It’s a good idea to know the different types of water heaters available before you purchase one:
- Conventional storage water heaters offer a ready reservoir (storage tank) of hot water
- Tankless or demand-type water heaters heat water directly without the use of a storage tank
- Heat pump water heaters move heat from one place to another instead of generating heat directly for providing hot water
- Solar water heaters use the sun’s heat to provide hot water
- Tankless coil and indirect water heaters use a home’s space heating system to heat water
When selecting the best type and model of water heater for your home, consider the following:
- Fuel type, availability, and cost. The fuel type or energy source you use for water heating will not only affect the water heater’s annual operation costs but also its size and energy efficiency. See below for more on selecting fuel types.
- Size. To provide your household with enough hot water and to maximize efficiency, you need a properly sized water heater. Visit the pages on different types of water heaters (linked above) for more on sizing.
- Energy efficiency. To maximize your energy and cost savings, you want to know how energy efficient a water heater is before you purchase it. Visit the pages on different types of water heaters (linked above) for more on estimating energy efficiency.
- Costs. Before you purchase a water heater, it’s also a good idea to estimate its annual operating costs and compare those costs with other less or more energy-efficient models. Visit the pages on different types of water heaters (linked above) for more on estimating costs.
Also, be sure to do what you can to reduce your hot water use. You may also want to explore other strategies such as drain-water heat recovery to save money on your water heating bill.
Fuel types, availability and costs for water heating
When selecting a new water heater, it’s important to consider what fuel type or energy source you will use, including its availability and cost. The fuel used by a water heating system will not only affect annual operation costs but also the water heater’s size and energy efficiency.

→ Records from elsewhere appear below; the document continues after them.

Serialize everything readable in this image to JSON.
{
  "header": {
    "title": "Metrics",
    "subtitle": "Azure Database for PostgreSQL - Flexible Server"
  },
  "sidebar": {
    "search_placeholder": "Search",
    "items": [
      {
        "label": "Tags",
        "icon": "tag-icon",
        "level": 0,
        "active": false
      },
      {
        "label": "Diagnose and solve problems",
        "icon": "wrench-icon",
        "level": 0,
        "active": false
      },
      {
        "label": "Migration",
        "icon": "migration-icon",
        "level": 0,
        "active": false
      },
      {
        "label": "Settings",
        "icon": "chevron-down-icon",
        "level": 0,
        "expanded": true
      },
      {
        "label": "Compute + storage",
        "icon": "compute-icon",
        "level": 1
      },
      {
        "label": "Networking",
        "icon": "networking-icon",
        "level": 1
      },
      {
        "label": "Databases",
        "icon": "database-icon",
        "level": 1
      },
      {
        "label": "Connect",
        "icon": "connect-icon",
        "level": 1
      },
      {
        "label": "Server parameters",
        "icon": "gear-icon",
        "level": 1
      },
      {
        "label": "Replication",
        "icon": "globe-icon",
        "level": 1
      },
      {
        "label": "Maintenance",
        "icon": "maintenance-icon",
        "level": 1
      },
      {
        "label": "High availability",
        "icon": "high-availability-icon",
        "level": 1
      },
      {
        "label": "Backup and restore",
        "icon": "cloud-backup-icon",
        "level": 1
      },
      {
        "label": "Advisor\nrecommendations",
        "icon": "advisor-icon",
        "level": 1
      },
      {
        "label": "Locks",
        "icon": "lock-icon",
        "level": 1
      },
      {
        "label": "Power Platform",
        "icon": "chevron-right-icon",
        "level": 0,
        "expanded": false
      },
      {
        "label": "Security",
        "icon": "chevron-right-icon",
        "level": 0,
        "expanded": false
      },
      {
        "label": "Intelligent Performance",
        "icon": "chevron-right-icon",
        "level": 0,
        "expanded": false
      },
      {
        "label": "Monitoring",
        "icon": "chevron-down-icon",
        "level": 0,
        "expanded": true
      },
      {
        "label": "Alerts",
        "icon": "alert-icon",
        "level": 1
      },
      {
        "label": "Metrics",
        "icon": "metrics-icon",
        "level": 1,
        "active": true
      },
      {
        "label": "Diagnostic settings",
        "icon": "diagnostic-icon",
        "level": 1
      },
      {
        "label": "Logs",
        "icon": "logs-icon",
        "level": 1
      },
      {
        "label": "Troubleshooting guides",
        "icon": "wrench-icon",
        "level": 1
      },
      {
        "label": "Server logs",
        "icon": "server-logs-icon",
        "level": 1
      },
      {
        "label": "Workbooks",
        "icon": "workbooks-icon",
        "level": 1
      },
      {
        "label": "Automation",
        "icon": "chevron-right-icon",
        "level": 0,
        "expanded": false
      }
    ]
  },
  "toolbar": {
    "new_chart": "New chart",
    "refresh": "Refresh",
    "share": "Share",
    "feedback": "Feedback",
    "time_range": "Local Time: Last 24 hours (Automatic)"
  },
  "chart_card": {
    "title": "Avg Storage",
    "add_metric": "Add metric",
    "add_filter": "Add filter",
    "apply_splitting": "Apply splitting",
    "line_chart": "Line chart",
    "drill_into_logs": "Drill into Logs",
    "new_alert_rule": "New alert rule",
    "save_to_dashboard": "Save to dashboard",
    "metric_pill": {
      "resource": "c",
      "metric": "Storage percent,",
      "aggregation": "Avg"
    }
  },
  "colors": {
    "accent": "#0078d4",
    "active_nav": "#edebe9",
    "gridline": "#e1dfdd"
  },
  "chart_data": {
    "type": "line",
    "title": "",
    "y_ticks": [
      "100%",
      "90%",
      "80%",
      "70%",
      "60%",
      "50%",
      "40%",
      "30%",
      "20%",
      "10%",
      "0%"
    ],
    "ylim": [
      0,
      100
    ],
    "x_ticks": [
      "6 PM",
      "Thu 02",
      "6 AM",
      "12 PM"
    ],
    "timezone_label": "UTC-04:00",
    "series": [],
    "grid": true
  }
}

Fuel type and its availability in your area may narrow your water heater choices. The following is a list of water heater options by fuel or energy source:
- Electricity Widely available in the United States to fuel conventional storage, tankless or demand-type, and heat pump water heaters. It also can be used with combination water and space heating systems, which include tankless coil and indirect water heaters.
- Fuel oil Available in some areas of the United States to fuel conventional storage water heaters, and indirect combination water and space heating systems.
- Geothermal energy Available throughout the United States to those who will have or already have a geothermal heat pump system installed in their homes for space heating and cooling. See Heat Pump Water Heaters for more information.
- Natural gas Available in many areas of the United States to fuel conventional storage and demand (tankless or instantaneous) water heaters, as well as combination water and space heating systems, which include tankless coil and indirect water heaters.
- Propane Available in many areas of the United States to fuel conventional storage and demand (tankless or instantaneous) water heaters, as well as indirect combination water and space heating systems.
- Solar energy Available throughout the United States — most abundantly in the Southwest — for solar water heaters.
Comparing fuel costs and water heater types
If you have more than one fuel type available in your area, it’s a good idea to compare fuel costs, especially if you’re building a new home. Even if you’re replacing a water heater, you may find that you’ll save more money in the long run if you use a different fuel or energy source. Contact your utility for current fuel costs or rates.
The type of water heater you choose will also affect your water heating costs. One type of water heater may use a fuel type more efficiently than another type of water heater. For example, an electric heat pump water heater typically is more energy efficient than an electric conventional storage water heater. Also, an electric heat pump water heater might have lower energy costs because of its higher efficiency than a gas-fired conventional storage water heater, even though local natural gas costs might be lower than the electricity rates.